▶ [Aim of the task] Would you copy out only the lines from the one with "Transcribe this image's" to the end of the records, exactly as they stand?

▶ [Records shown]
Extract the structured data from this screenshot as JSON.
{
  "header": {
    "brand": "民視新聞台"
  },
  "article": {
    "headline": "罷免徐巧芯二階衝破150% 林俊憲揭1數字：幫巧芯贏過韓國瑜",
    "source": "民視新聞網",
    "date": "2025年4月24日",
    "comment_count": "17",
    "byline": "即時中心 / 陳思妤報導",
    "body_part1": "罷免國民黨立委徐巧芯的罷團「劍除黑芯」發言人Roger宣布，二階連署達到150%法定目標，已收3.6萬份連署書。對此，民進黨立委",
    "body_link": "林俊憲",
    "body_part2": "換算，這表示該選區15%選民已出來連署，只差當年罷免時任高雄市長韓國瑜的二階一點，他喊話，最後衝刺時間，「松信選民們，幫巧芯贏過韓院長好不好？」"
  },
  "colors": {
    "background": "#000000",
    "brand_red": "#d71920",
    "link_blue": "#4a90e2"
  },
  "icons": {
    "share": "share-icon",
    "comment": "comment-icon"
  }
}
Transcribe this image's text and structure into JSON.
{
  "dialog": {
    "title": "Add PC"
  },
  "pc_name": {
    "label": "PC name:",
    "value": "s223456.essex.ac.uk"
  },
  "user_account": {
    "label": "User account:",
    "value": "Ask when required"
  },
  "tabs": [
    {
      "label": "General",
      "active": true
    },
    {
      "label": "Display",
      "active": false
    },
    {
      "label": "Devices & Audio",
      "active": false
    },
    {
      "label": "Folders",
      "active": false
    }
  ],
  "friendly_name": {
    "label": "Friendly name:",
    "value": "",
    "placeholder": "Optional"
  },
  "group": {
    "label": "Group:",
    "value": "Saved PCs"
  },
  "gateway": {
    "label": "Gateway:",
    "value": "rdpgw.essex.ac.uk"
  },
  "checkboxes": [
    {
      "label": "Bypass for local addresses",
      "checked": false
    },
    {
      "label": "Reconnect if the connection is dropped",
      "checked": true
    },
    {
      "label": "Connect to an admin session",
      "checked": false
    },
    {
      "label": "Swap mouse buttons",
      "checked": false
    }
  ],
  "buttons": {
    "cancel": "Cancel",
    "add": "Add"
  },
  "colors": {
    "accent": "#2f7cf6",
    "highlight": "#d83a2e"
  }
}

▶ [Answer box]
Transcribe this image's text and structure into JSON.
{
  "dialog": {
    "title": "Add PC"
  },
  "pc_name": {
    "label": "PC name:",
    "value": "s223456.essex.ac.uk"
  },
  "user_account": {
    "label": "User account:",
    "value": "Ask when required"
  },
  "tabs": [
    {
      "label": "General",
      "active": true
    },
    {
      "label": "Display",
      "active": false
    },
    {
      "label": "Devices & Audio",
      "active": false
    },
    {
      "label": "Folders",
      "active": false
    }
  ],
  "friendly_name": {
    "label": "Friendly name:",
    "value": "",
    "placeholder": "Optional"
  },
  "group": {
    "label": "Group:",
    "value": "Saved PCs"
  },
  "gateway": {
    "label": "Gateway:",
    "value": "rdpgw.essex.ac.uk"
  },
  "checkboxes": [
    {
      "label": "Bypass for local addresses",
      "checked": false
    },
    {
      "label": "Reconnect if the connection is dropped",
      "checked": true
    },
    {
      "label": "Connect to an admin session",
      "checked": false
    },
    {
      "label": "Swap mouse buttons",
      "checked": false
    }
  ],
  "buttons": {
    "cancel": "Cancel",
    "add": "Add"
  },
  "colors": {
    "accent": "#2f7cf6",
    "highlight": "#d83a2e"
  }
}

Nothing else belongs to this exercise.